What you have to do.
What you return must be every line below that includes the word "true".

Source information.
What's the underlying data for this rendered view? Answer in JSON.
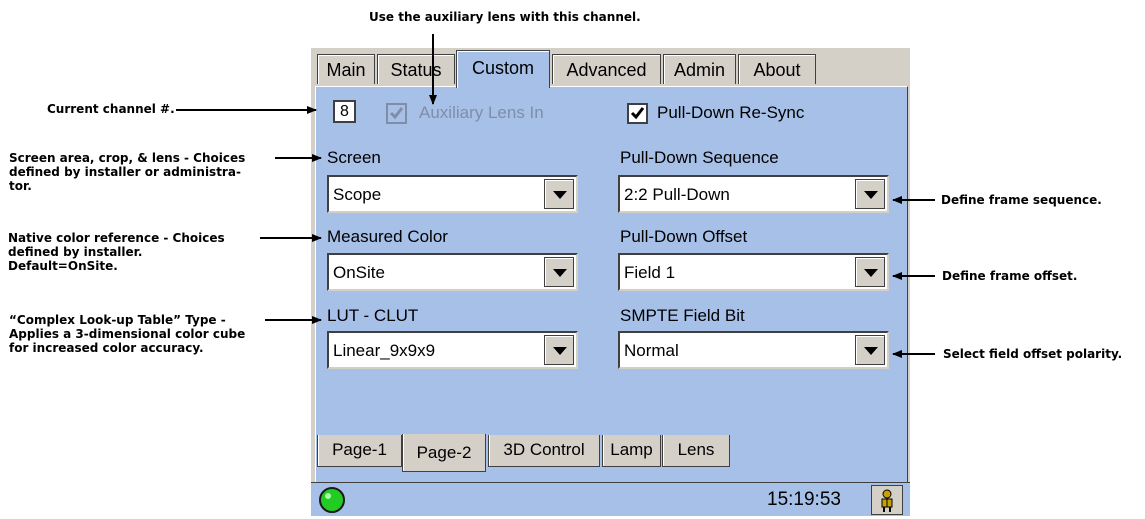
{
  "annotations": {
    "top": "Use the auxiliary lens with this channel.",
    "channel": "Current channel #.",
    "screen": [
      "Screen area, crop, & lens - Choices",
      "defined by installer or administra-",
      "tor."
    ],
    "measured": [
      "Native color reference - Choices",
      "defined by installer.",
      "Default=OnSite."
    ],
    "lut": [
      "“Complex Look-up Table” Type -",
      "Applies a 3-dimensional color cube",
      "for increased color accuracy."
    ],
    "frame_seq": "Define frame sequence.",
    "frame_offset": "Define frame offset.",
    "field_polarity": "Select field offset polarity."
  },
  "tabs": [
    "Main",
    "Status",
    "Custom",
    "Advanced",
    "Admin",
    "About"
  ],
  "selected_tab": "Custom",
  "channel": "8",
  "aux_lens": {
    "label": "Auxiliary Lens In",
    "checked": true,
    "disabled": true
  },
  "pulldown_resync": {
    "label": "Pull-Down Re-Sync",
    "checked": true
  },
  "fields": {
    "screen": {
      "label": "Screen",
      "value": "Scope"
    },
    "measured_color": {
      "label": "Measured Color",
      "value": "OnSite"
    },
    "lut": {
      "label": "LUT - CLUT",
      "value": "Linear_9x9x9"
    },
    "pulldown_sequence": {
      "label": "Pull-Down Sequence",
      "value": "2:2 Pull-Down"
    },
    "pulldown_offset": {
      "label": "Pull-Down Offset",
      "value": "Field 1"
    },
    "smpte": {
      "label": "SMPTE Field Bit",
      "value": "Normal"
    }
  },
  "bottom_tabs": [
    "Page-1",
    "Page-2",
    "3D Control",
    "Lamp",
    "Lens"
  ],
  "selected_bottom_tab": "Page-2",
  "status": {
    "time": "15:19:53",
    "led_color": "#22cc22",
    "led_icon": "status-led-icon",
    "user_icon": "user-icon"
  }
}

Final answer.
    "checked": true,
    "disabled": true
    "checked": true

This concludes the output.